Today’s Pittsburgh Pirates Card of the Day features Gene Alley on a 1968 Topps All-Star card. Today is Alley’s 81st birthday, so it’s a good day to celebrate the All-Star shortstop, who spent his entire 11-year career with the Pirates. This is the second time that he’s been featured here, which isn’t bad for a series that is now in its 16th month. The first Alley card was his 1964 Topps rookie card, which also had Orlando McFarlane tagging along. This is a solo Alley card and it celebrates the first of his two All-Star appearances during his career. He also won his second Gold Glove in 1967 and he even received mild MVP support that year. In 1968, Topps included The Sporting News All-Star selections and Alley was the National League shortstop. Here’s card #368 from the 1968 set.
Here’s the front of the card:
I’m a big fan of the 1968 Topps set. It’s my second favorite from the 60s behind the 1962 set. That background design that you see here is the border design for the normal cards in the set. You can see an example here in our article for Manny Sanguillen’s rookie card. The Sporting News All-Star cards featured a blue banner and blue stars for National League players and red stars and a red banner for American League players. Everything else was the same between the two leagues and all of the players in this subset. This is not the most flattering photo of Alley. He looks like he’s about the pass out from boredom. It’s probably the worst looking All-Star card from the set, though Rod Carew looks like he wants to beat up someone in the distance on his card, so pick your poison. There were 20 All-Star cards and 12 of the players went on to make the Hall of Fame, including Roberto Clemente.
Here’s the back of the card:

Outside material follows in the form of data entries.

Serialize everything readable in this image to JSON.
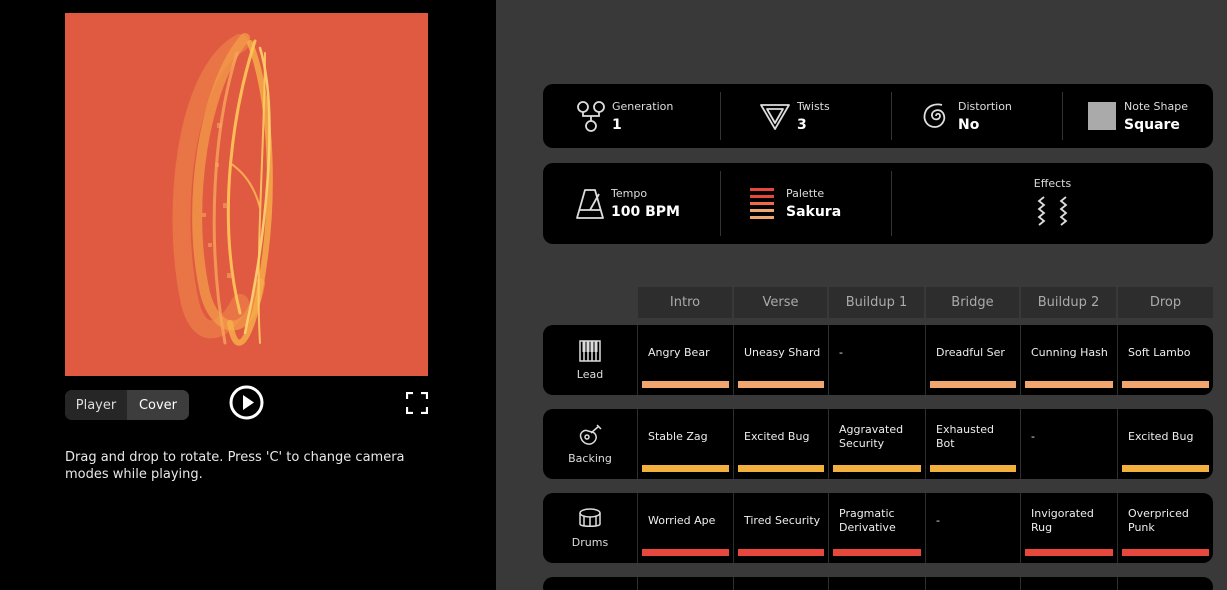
{
  "player": {
    "tabs": [
      "Player",
      "Cover"
    ],
    "hint": "Drag and drop to rotate. Press 'C' to change camera modes while playing.",
    "cover_color": "#e05a42"
  },
  "settings": {
    "generation": {
      "label": "Generation",
      "value": "1"
    },
    "twists": {
      "label": "Twists",
      "value": "3"
    },
    "distortion": {
      "label": "Distortion",
      "value": "No"
    },
    "note_shape": {
      "label": "Note Shape",
      "value": "Square"
    },
    "tempo": {
      "label": "Tempo",
      "value": "100 BPM"
    },
    "palette": {
      "label": "Palette",
      "value": "Sakura"
    },
    "effects": {
      "label": "Effects"
    }
  },
  "sections": [
    "Intro",
    "Verse",
    "Buildup 1",
    "Bridge",
    "Buildup 2",
    "Drop"
  ],
  "tracks": [
    {
      "name": "Lead",
      "icon": "keyboard-icon",
      "bar_color": "#f0a66e",
      "segments": [
        "Angry Bear",
        "Uneasy Shard",
        "-",
        "Dreadful Ser",
        "Cunning Hash",
        "Soft Lambo"
      ],
      "has_bar": [
        true,
        true,
        false,
        true,
        true,
        true
      ]
    },
    {
      "name": "Backing",
      "icon": "guitar-icon",
      "bar_color": "#f2b03e",
      "segments": [
        "Stable Zag",
        "Excited Bug",
        "Aggravated Security",
        "Exhausted Bot",
        "-",
        "Excited Bug"
      ],
      "has_bar": [
        true,
        true,
        true,
        true,
        false,
        true
      ]
    },
    {
      "name": "Drums",
      "icon": "drum-icon",
      "bar_color": "#e8483c",
      "segments": [
        "Worried Ape",
        "Tired Security",
        "Pragmatic Derivative",
        "-",
        "Invigorated Rug",
        "Overpriced Punk"
      ],
      "has_bar": [
        true,
        true,
        true,
        false,
        true,
        true
      ]
    }
  ]
}
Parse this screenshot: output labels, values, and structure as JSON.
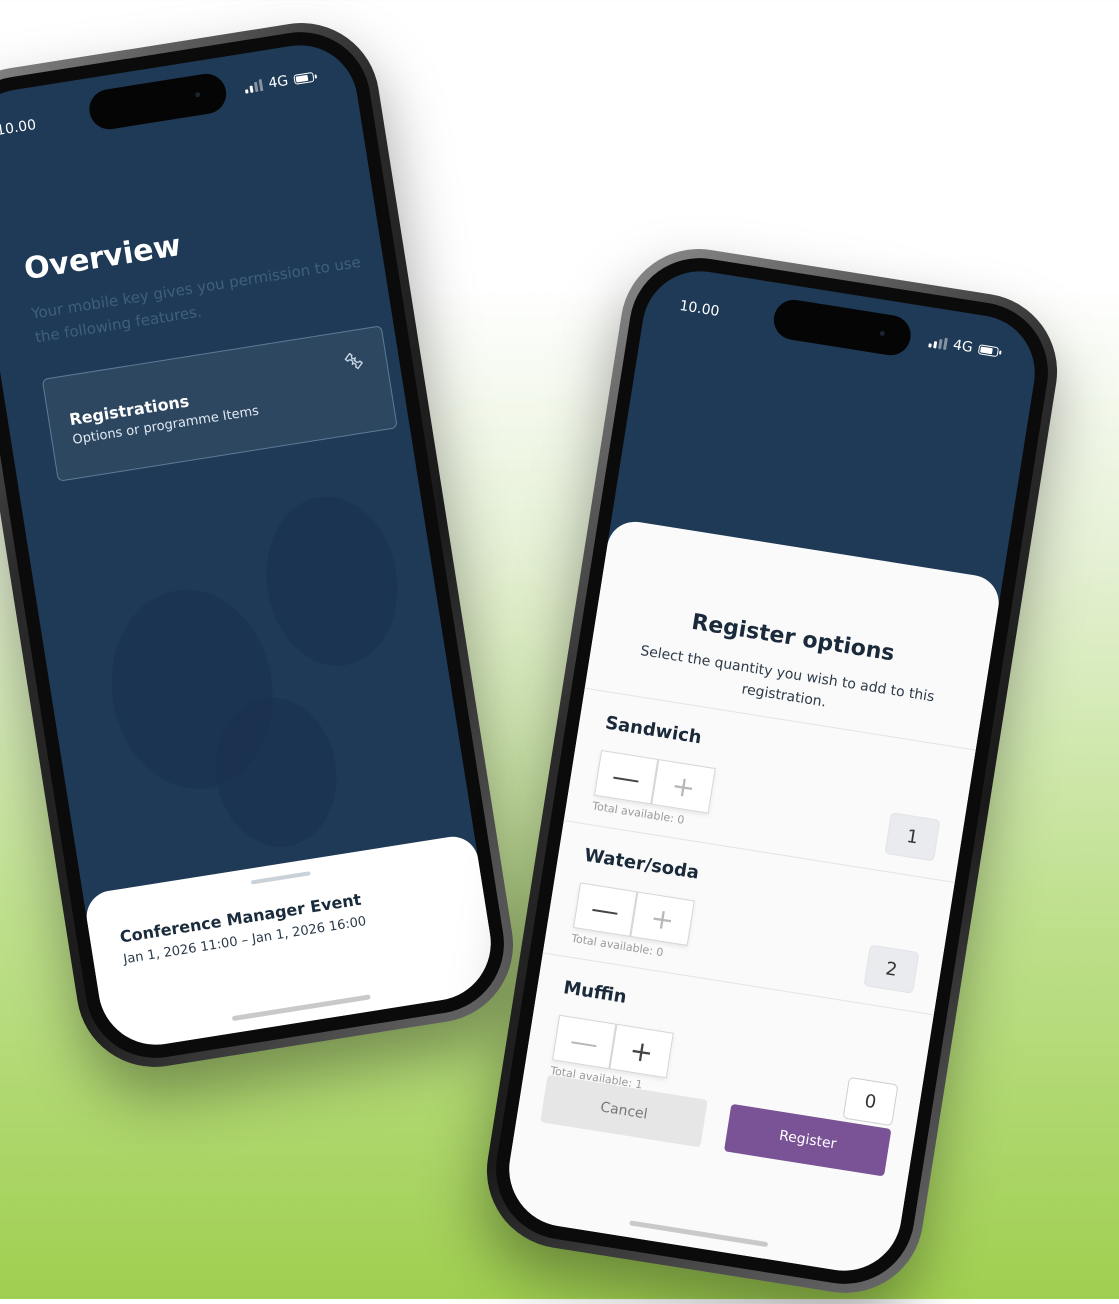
{
  "colors": {
    "screen_bg": "#1f3a56",
    "register_button": "#7a5296",
    "cancel_button": "#e6e6e6"
  },
  "overview_phone": {
    "status_time": "10.00",
    "network": "4G",
    "title": "Overview",
    "subtitle": "Your mobile key gives you permission to use the following features.",
    "card": {
      "title": "Registrations",
      "subtitle": "Options or programme Items",
      "icon": "ticket-icon"
    },
    "event": {
      "title": "Conference Manager Event",
      "dates": "Jan 1, 2026 11:00  –  Jan 1, 2026 16:00"
    }
  },
  "register_phone": {
    "status_time": "10.00",
    "network": "4G",
    "title": "Register options",
    "subtitle": "Select the quantity you wish to add to this registration.",
    "options": [
      {
        "name": "Sandwich",
        "available": "Total available: 0",
        "quantity": "1"
      },
      {
        "name": "Water/soda",
        "available": "Total available: 0",
        "quantity": "2"
      },
      {
        "name": "Muffin",
        "available": "Total available: 1",
        "quantity": "0"
      }
    ],
    "minus_symbol": "—",
    "plus_symbol": "+",
    "cancel_label": "Cancel",
    "register_label": "Register"
  }
}
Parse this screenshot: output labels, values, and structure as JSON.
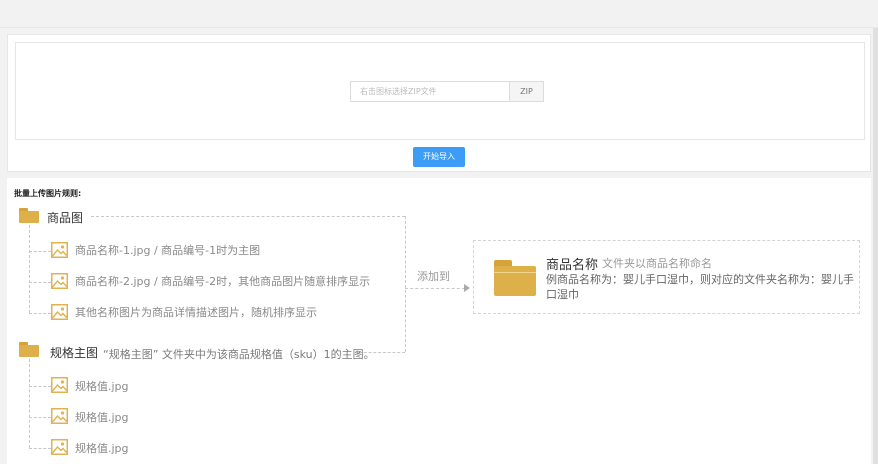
{
  "upload": {
    "placeholder": "右击图标选择ZIP文件",
    "zip_label": "ZIP",
    "start_label": "开始导入"
  },
  "rules": {
    "title": "批量上传图片规则:",
    "product_folder": {
      "label": "商品图",
      "items": [
        "商品名称-1.jpg  /  商品编号-1时为主图",
        "商品名称-2.jpg  /  商品编号-2时，其他商品图片随意排序显示",
        "其他名称图片为商品详情描述图片，随机排序显示"
      ]
    },
    "spec_folder": {
      "label": "规格主图",
      "note": "“规格主图” 文件夹中为该商品规格值（sku）1的主图。",
      "items": [
        "规格值.jpg",
        "规格值.jpg",
        "规格值.jpg"
      ]
    },
    "arrow_label": "添加到",
    "target": {
      "title": "商品名称",
      "subtitle": "文件夹以商品名称命名",
      "description": "例商品名称为：婴儿手口湿巾，则对应的文件夹名称为：婴儿手口湿巾"
    }
  },
  "colors": {
    "primary": "#3d9cf5",
    "folder": "#ddb04a"
  }
}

If you had no idea about the back of this card ahead of time, you’re probably wondering what the heck you are looking at right now. The backs of each All-Star card had one square from a ten-piece puzzle and they were either part of one showing Orlando Cepeda or Carl Yastrzemski. Despite the two players being in different leagues and each league having ten players represented in the set (they did each position, plus lefty-righty for the pitchers), the backs didn’t do the obvious. You would expect to find a Cepeda piece on the back of Alley, but that picture is the bottom left corner piece for Yaz.
The 1968 Topps set is extremely popular, which makes it easy to find on Ebay, despite the fact that it is 53 years old. Dealers see their stock change over rapidly with these cards, but the supply still outweighs the demand, and the popularity leads to a lot of these cards being listed. Under active auctions, you can find nearly 400 Alley cards from 1968, though that group includes his regular base card from the Topps set, as well as this card and his Topps Game card, a popular little set that looks like regular playing cards (poker, rummy, go fish, etc). There are only 71 sold listings over the last three months, but that’s actually a lot when not compared directly to the amount listed. The All-Star card in mid-grade typical sells for about $5-$6 delivered. Higher grade ones will sell for more if they are graded. There’s a very interesting completed auction. Someone had one of the four cards graded PSA 10 and on May 18th it sold for $1,263. So if you have a perfect condition one laying around…